WordPress has one of these by default, so all you have to do is go in and personalize it. Let people know who you are or tell them more about your business. While a well structured site will identify who you are and what you do as it is, oftentimes readers want other opportunities to learn more about the blogger or the company before making a final judgment about the site and its content.

Contact Page

Whether you’re blogging for business or blogging to share your ideas it’s always a good idea to be available to your readers. A contact page is a great place to provide information on how readers can reach you. There is no wrong or right way to develop a contact page so long as you provide any means of contacting you that you feel is pertinent to your site or your business. Some contact options include:

  • Contact Form
  • Physical Address
  • Telephone Number
  • E-mail address
  • Social Networking Links

RSS Feed

Why go to all of the trouble of setting up FeedBurner if no one is going to subscribe to your feed? Make sure your design makes subscribing to your feed a prominent feature on your site.

Let’s Get Blogging!

Now that you’re all setup its time to get blogging!  I hope that has helped some of you discover exactly how you can setup an optimize a blog for both the search engines and your users.  For those of you who are still uncertain about this whole process you may also be interested in our blog optimization services.

Huge thanks to Yoast, Angie Bowen, and Glen Allsopp for writing incredible WordPress setup and optimization posts that I have continually referenced and revisted over the years.

500+ Blog Topics For The Blogger That Is Stuck

Friday, May 21st, 2010

Let’s be honest, not all bloggers are strong writers.  Furthermore, some of us have a hell of a time deciding what to write about.  I am one of those bloggers.  I literally keep a running log of blog post ideas on post it notes, webclips in Evernote, and even on my cell phone.  But oftentimes those posts simply never get written and I am left racking my brain for ideas on what to write.

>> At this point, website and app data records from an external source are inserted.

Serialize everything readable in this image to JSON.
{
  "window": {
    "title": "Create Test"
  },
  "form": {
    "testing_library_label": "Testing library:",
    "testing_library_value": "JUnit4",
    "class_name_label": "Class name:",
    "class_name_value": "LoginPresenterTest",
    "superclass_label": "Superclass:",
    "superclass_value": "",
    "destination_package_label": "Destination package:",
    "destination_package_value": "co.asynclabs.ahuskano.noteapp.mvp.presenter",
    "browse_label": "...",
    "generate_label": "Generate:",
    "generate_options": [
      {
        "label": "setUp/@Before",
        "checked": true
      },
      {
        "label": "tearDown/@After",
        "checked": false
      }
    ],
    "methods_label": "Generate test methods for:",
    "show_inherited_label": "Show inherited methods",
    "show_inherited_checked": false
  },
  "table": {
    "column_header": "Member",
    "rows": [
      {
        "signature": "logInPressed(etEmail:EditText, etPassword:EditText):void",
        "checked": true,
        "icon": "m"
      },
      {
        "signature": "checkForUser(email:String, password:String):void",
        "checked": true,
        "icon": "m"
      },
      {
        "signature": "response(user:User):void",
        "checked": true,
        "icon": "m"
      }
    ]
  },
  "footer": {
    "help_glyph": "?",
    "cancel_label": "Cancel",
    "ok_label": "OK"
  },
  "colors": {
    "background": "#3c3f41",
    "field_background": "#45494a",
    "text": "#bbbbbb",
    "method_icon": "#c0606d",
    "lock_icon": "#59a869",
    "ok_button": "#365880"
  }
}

During this weeks struggle I turned to a handful of bookmarked blog posts I had collected over the years that offered collections of blog topic ideas.  In doing so I came up with the idea for this post.  Obviously I’m not the only blogger who struggles with this, so why not share my resources with my readers.

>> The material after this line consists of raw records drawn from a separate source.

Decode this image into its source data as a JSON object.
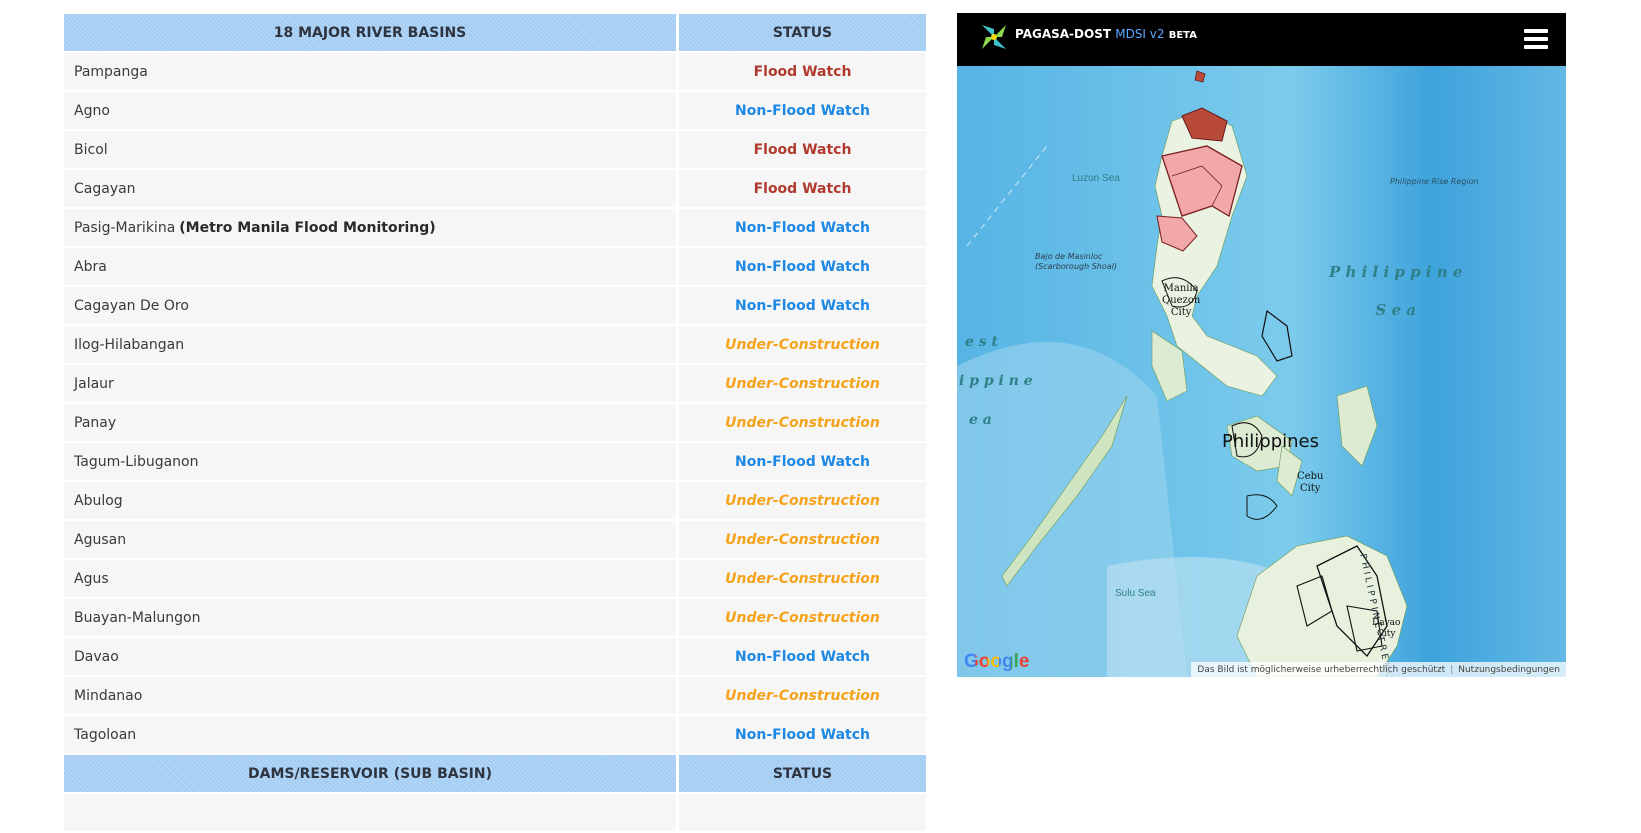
{
  "table": {
    "header": {
      "basins": "18 MAJOR RIVER BASINS",
      "status": "STATUS"
    },
    "rows": [
      {
        "name": "Pampanga",
        "status": "Flood Watch",
        "type": "flood"
      },
      {
        "name": "Agno",
        "status": "Non-Flood Watch",
        "type": "nonflood"
      },
      {
        "name": "Bicol",
        "status": "Flood Watch",
        "type": "flood"
      },
      {
        "name": "Cagayan",
        "status": "Flood Watch",
        "type": "flood"
      },
      {
        "name": "Pasig-Marikina",
        "suffix": "(Metro Manila Flood Monitoring)",
        "status": "Non-Flood Watch",
        "type": "nonflood"
      },
      {
        "name": "Abra",
        "status": "Non-Flood Watch",
        "type": "nonflood"
      },
      {
        "name": "Cagayan De Oro",
        "status": "Non-Flood Watch",
        "type": "nonflood"
      },
      {
        "name": "Ilog-Hilabangan",
        "status": "Under-Construction",
        "type": "construction"
      },
      {
        "name": "Jalaur",
        "status": "Under-Construction",
        "type": "construction"
      },
      {
        "name": "Panay",
        "status": "Under-Construction",
        "type": "construction"
      },
      {
        "name": "Tagum-Libuganon",
        "status": "Non-Flood Watch",
        "type": "nonflood"
      },
      {
        "name": "Abulog",
        "status": "Under-Construction",
        "type": "construction"
      },
      {
        "name": "Agusan",
        "status": "Under-Construction",
        "type": "construction"
      },
      {
        "name": "Agus",
        "status": "Under-Construction",
        "type": "construction"
      },
      {
        "name": "Buayan-Malungon",
        "status": "Under-Construction",
        "type": "construction"
      },
      {
        "name": "Davao",
        "status": "Non-Flood Watch",
        "type": "nonflood"
      },
      {
        "name": "Mindanao",
        "status": "Under-Construction",
        "type": "construction"
      },
      {
        "name": "Tagoloan",
        "status": "Non-Flood Watch",
        "type": "nonflood"
      }
    ],
    "footer_header": {
      "basins": "DAMS/RESERVOIR (SUB BASIN)",
      "status": "STATUS"
    }
  },
  "colors": {
    "flood": "#b03a2e",
    "nonflood": "#1e88e5",
    "construction": "#f5a31a",
    "header_bg": "#a4cdf4"
  },
  "map": {
    "brand": {
      "name": "PAGASA-DOST",
      "version": "MDSI v2",
      "beta": "BETA"
    },
    "menu_icon": "hamburger-menu-icon",
    "labels": {
      "luzon_sea": "Luzon Sea",
      "rise_region": "Philippine Rise Region",
      "bajo1": "Bajo de Masinloc",
      "bajo2": "(Scarborough Shoal)",
      "ph_sea_1": "P h i l i p p i n e",
      "ph_sea_2": "S e a",
      "west_1": "e s t",
      "west_2": "i p p i n e",
      "west_3": "e a",
      "manila": "Manila",
      "quezon1": "Quezon",
      "quezon2": "City",
      "country": "Philippines",
      "cebu1": "Cebu",
      "cebu2": "City",
      "sulu": "Sulu Sea",
      "trench": "PHILIPPINE TRENCH",
      "davao1": "Davao",
      "davao2": "City"
    },
    "google": "Google",
    "copyright": "Das Bild ist möglicherweise urheberrechtlich geschützt",
    "terms": "Nutzungsbedingungen"
  }
}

Some of the first posts I collected I used as fodder for real estate SEO clients who didn’t really know how to get over the blogging hump.  From there I collected a handful of marketing post ideas, small business post ideas, and general topic ideas to help kick off or jump start a blog.  This list is constantly growing and I am sure that over the years there are a ton I have missed, but hopefully some of these posts can inspire a post for your blog.  Another thing to keep in mind is that even if you don’t work in some of these industries, that doesn’t mean you might not find something in the list that could spark an idea or inspire you so keep that in mind as you go through the list below!

106 Blog Ideas For Realtors

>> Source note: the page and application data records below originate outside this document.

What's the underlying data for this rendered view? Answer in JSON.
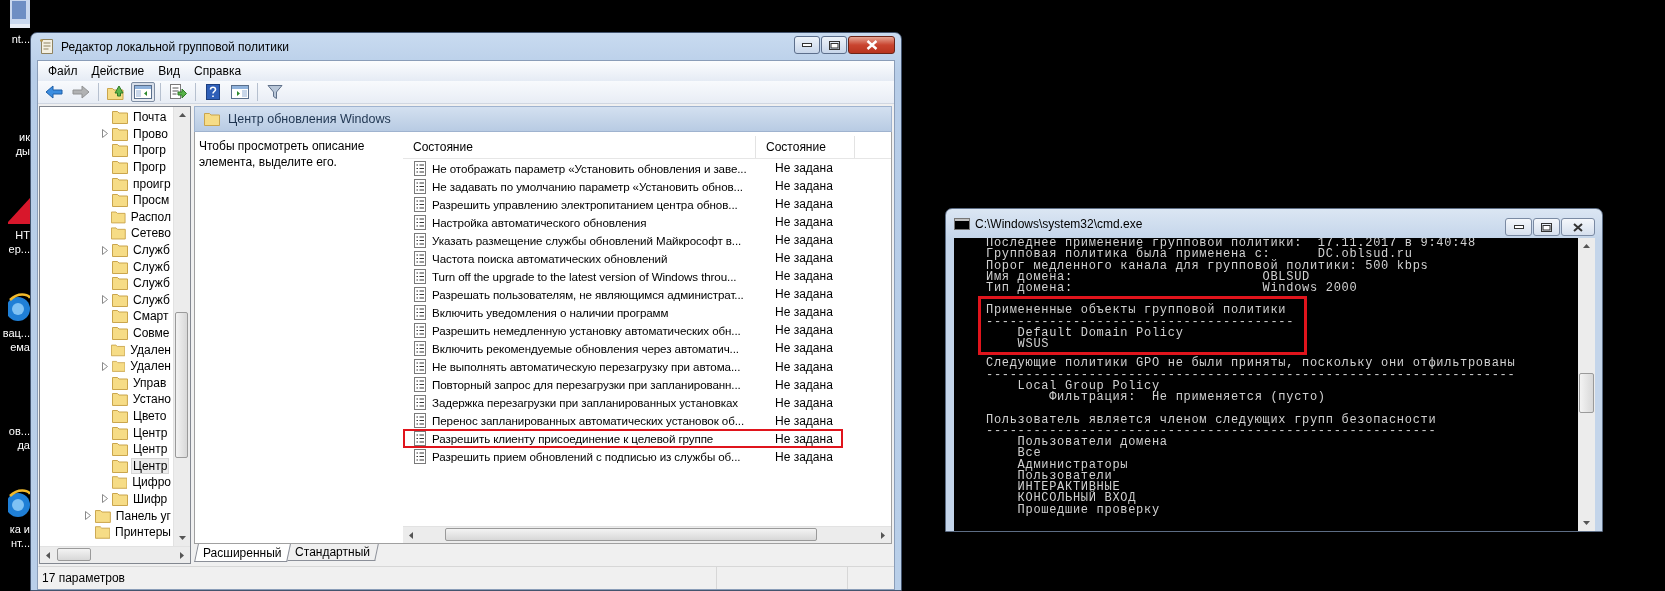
{
  "desktop_icons": [
    {
      "kind": "app",
      "lines": [
        "nt..."
      ]
    },
    {
      "kind": "covered",
      "lines": [
        "ик",
        "ды"
      ]
    },
    {
      "kind": "red",
      "lines": [
        "НТ",
        "ер..."
      ]
    },
    {
      "kind": "globe",
      "lines": [
        "вац...",
        "ема"
      ]
    },
    {
      "kind": "covered",
      "lines": [
        "ов...",
        "да"
      ]
    },
    {
      "kind": "globe",
      "lines": [
        "ка и",
        "нт..."
      ]
    }
  ],
  "editor_window": {
    "title": "Редактор локальной групповой политики",
    "menu": [
      "Файл",
      "Действие",
      "Вид",
      "Справка"
    ],
    "toolbar": [
      {
        "kind": "back",
        "disabled": false,
        "pressed": false
      },
      {
        "kind": "forward",
        "disabled": true,
        "pressed": false
      },
      {
        "kind": "separator"
      },
      {
        "kind": "up",
        "disabled": false,
        "pressed": false
      },
      {
        "kind": "tree",
        "disabled": false,
        "pressed": true
      },
      {
        "kind": "separator"
      },
      {
        "kind": "export",
        "disabled": false,
        "pressed": false
      },
      {
        "kind": "separator"
      },
      {
        "kind": "help",
        "disabled": false,
        "pressed": false
      },
      {
        "kind": "panel",
        "disabled": false,
        "pressed": false
      },
      {
        "kind": "separator"
      },
      {
        "kind": "filter",
        "disabled": false,
        "pressed": false
      }
    ],
    "tree": {
      "items": [
        {
          "children": [
            {
              "label": "Почта",
              "expandable": false,
              "selected": false
            },
            {
              "label": "Прово",
              "expandable": true,
              "selected": false
            },
            {
              "label": "Прогр",
              "expandable": false,
              "selected": false
            },
            {
              "label": "Прогр",
              "expandable": false,
              "selected": false
            },
            {
              "label": "проигр",
              "expandable": false,
              "selected": false
            },
            {
              "label": "Просм",
              "expandable": false,
              "selected": false
            },
            {
              "label": "Распол",
              "expandable": false,
              "selected": false
            },
            {
              "label": "Сетево",
              "expandable": false,
              "selected": false
            },
            {
              "label": "Служб",
              "expandable": true,
              "selected": false
            },
            {
              "label": "Служб",
              "expandable": false,
              "selected": false
            },
            {
              "label": "Служб",
              "expandable": false,
              "selected": false
            },
            {
              "label": "Служб",
              "expandable": true,
              "selected": false
            },
            {
              "label": "Смарт",
              "expandable": false,
              "selected": false
            },
            {
              "label": "Совме",
              "expandable": false,
              "selected": false
            },
            {
              "label": "Удален",
              "expandable": false,
              "selected": false
            },
            {
              "label": "Удален",
              "expandable": true,
              "selected": false
            },
            {
              "label": "Управ",
              "expandable": false,
              "selected": false
            },
            {
              "label": "Устано",
              "expandable": false,
              "selected": false
            },
            {
              "label": "Цвето",
              "expandable": false,
              "selected": false
            },
            {
              "label": "Центр",
              "expandable": false,
              "selected": false
            },
            {
              "label": "Центр",
              "expandable": false,
              "selected": false
            },
            {
              "label": "Центр",
              "expandable": false,
              "selected": true
            },
            {
              "label": "Цифро",
              "expandable": false,
              "selected": false
            },
            {
              "label": "Шифр",
              "expandable": true,
              "selected": false
            }
          ]
        },
        {
          "label": "Панель уг",
          "expandable": true,
          "selected": false
        },
        {
          "label": "Принтеры",
          "expandable": false,
          "selected": false
        }
      ]
    },
    "pane_title": "Центр обновления Windows",
    "description": "Чтобы просмотреть описание элемента, выделите его.",
    "policy_list": {
      "columns": [
        "Состояние",
        "Состояние"
      ],
      "rows": [
        {
          "name": "Не отображать параметр «Установить обновления и заве...",
          "state": "Не задана",
          "highlighted": false
        },
        {
          "name": "Не задавать по умолчанию параметр «Установить обнов...",
          "state": "Не задана",
          "highlighted": false
        },
        {
          "name": "Разрешить управлению электропитанием центра обнов...",
          "state": "Не задана",
          "highlighted": false
        },
        {
          "name": "Настройка автоматического обновления",
          "state": "Не задана",
          "highlighted": false
        },
        {
          "name": "Указать размещение службы обновлений Майкрософт в...",
          "state": "Не задана",
          "highlighted": false
        },
        {
          "name": "Частота поиска автоматических обновлений",
          "state": "Не задана",
          "highlighted": false
        },
        {
          "name": "Turn off the upgrade to the latest version of Windows throu...",
          "state": "Не задана",
          "highlighted": false
        },
        {
          "name": "Разрешать пользователям, не являющимся администрат...",
          "state": "Не задана",
          "highlighted": false
        },
        {
          "name": "Включить уведомления о наличии программ",
          "state": "Не задана",
          "highlighted": false
        },
        {
          "name": "Разрешить немедленную установку автоматических обн...",
          "state": "Не задана",
          "highlighted": false
        },
        {
          "name": "Включить рекомендуемые обновления через автоматич...",
          "state": "Не задана",
          "highlighted": false
        },
        {
          "name": "Не выполнять автоматическую перезагрузку при автома...",
          "state": "Не задана",
          "highlighted": false
        },
        {
          "name": "Повторный запрос для перезагрузки при запланированн...",
          "state": "Не задана",
          "highlighted": false
        },
        {
          "name": "Задержка перезагрузки при запланированных установках",
          "state": "Не задана",
          "highlighted": false
        },
        {
          "name": "Перенос запланированных автоматических установок об...",
          "state": "Не задана",
          "highlighted": false
        },
        {
          "name": "Разрешить клиенту присоединение к целевой группе",
          "state": "Не задана",
          "highlighted": true
        },
        {
          "name": "Разрешить прием обновлений с подписью из службы об...",
          "state": "Не задана",
          "highlighted": false
        }
      ]
    },
    "tabs": [
      {
        "label": "Расширенный",
        "selected": true
      },
      {
        "label": "Стандартный",
        "selected": false
      }
    ],
    "status_bar": "17 параметров"
  },
  "console_window": {
    "title": "C:\\Windows\\system32\\cmd.exe",
    "blocks": [
      {
        "highlighted": false,
        "lines": [
          "Последнее применение групповой политики:  17.11.2017 в 9:40:48",
          "Групповая политика была применена с:      DC.oblsud.ru",
          "Порог медленного канала для групповой политики: 500 kbps",
          "Имя домена:                        OBLSUD",
          "Тип домена:                        Windows 2000"
        ]
      },
      {
        "highlighted": true,
        "lines": [
          "Примененные объекты групповой политики",
          "---------------------------------------",
          "    Default Domain Policy",
          "    WSUS"
        ]
      },
      {
        "highlighted": false,
        "lines": [
          "Следующие политики GPO не были приняты, поскольку они отфильтрованы",
          "-------------------------------------------------------------------",
          "    Local Group Policy",
          "        Фильтрация:  Не применяется (пусто)"
        ]
      },
      {
        "highlighted": false,
        "lines": [
          "Пользователь является членом следующих групп безопасности",
          "---------------------------------------------------------",
          "    Пользователи домена",
          "    Все",
          "    Администраторы",
          "    Пользователи",
          "    ИНТЕРАКТИВНЫЕ",
          "    КОНСОЛЬНЫЙ ВХОД",
          "    Прошедшие проверку"
        ]
      }
    ]
  }
}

101 Real Estate Blog Topics

40+ Topics For Corporate Bloggers

50 Blog Post Ideas For Business Blogging

Business Writing: Ideas For Blog Posts

101 Blogging Headlines

50 Blog Post Ideas To Fuel Your Ad Agency’s Blog

100+ SMB Blogging Ideas To Kick Start 2010

As I mentioned before I am sure there are a TON of posts I haven’t collected over the years.  These are just some of the main ones I have come across in my regular blog reading or through industry peers.  If you have any to add please feel free to share in the comments!